Methods: The PReventing Injecting by Modifying Existing Responses (PRIMER) study pooled data from three prospective community-recruited cohorts of people who inject drugs (PWID) in San Diego, USA, Vancouver, Canada, and Tijuana, Mexico. A qualitative subsample provided narrative data on their experiences of, and the contexts for, injection initiation events. Guided by Rhodes’ risk environment framework, we examined the gender composition of initiation events stratified by city, and analyzed qualitative data using abductive thematic analyses.
Results: Among 2,622 PWID (Tijuana: n = 531; San Diego: n = 352; Vancouver: n = 1,739), 112 (4.3%) reported providing initiation assistance to injection-naïve individuals in the previous six months. The proportion of gender concordant (e.g., male-male) initiation pairs varied, (χ2 = 10.32, p <0.001) with greater than expected concordance among pairs in Tijuana compared with those in Vancouver or San Diego. Sixty-one interviews provided context for the discrepancy across sites by highlighting the gendered injection initiation risk environments of prison/jail detention in Tijuana, intimate partnerships in San Diego, and overdose risk in Vancouver.
Conclusions: These results highlight how gender influences injection initiation events within spatial, social, and economic risk environments, and how this influence varies across settings. These findings can inform interventions to reduce the risk of injection initiation and related harms.
As supervised consumption services (SCS) are scaled-up across Canada, information on those who require help injecting is necessary to inform equitable service uptake. We characterised the sociodemographic, structural and drug use correlates of needing help injecting among a cohort of people who inject drugs in Toronto, Canada.
To explore a potential relationship between overdose and injection initiation, we assessed temporal associations between experiencing a non-fatal overdose and assisting others in initiating injection drug use among persons who inject drugs in two North American cities - Vancouver, Canada and Tijuana, Mexico.
Given the prevalence and harms of incarceration among persons who inject drugs (PWID) and their role in injection drug use initiation, this study aimed to investigate whether recent incarceration influences the likelihood PWID assist others in their first-ever injection.

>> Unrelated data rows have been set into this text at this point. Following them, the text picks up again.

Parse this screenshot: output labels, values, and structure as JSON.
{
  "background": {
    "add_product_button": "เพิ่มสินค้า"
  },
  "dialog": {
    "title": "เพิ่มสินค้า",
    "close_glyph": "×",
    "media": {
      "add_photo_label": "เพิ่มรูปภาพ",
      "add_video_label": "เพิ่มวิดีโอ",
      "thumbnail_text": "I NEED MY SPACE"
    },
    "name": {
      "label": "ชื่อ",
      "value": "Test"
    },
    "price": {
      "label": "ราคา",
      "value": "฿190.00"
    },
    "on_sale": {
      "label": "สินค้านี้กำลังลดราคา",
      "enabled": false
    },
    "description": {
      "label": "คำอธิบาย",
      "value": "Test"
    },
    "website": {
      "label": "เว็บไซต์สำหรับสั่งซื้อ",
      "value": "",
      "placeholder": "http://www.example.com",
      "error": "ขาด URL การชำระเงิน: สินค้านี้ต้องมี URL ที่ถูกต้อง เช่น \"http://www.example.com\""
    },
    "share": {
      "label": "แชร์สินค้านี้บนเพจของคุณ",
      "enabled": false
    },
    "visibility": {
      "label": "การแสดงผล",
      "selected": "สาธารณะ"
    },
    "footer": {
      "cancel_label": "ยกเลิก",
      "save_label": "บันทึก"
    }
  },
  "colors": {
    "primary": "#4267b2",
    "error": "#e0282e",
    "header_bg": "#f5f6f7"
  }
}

This study examines the role of people who inject drugs (PWID) in facilitating the entry of others into injection initiation in settings characterized by cross-border migration that are associated with a unique risk environment.
This article examines the discrepancies between federal policy and local responses to drug-related harms to understand the impact of national drug policies in shaping local responses to drug-related harms among people who use drugs (PWID).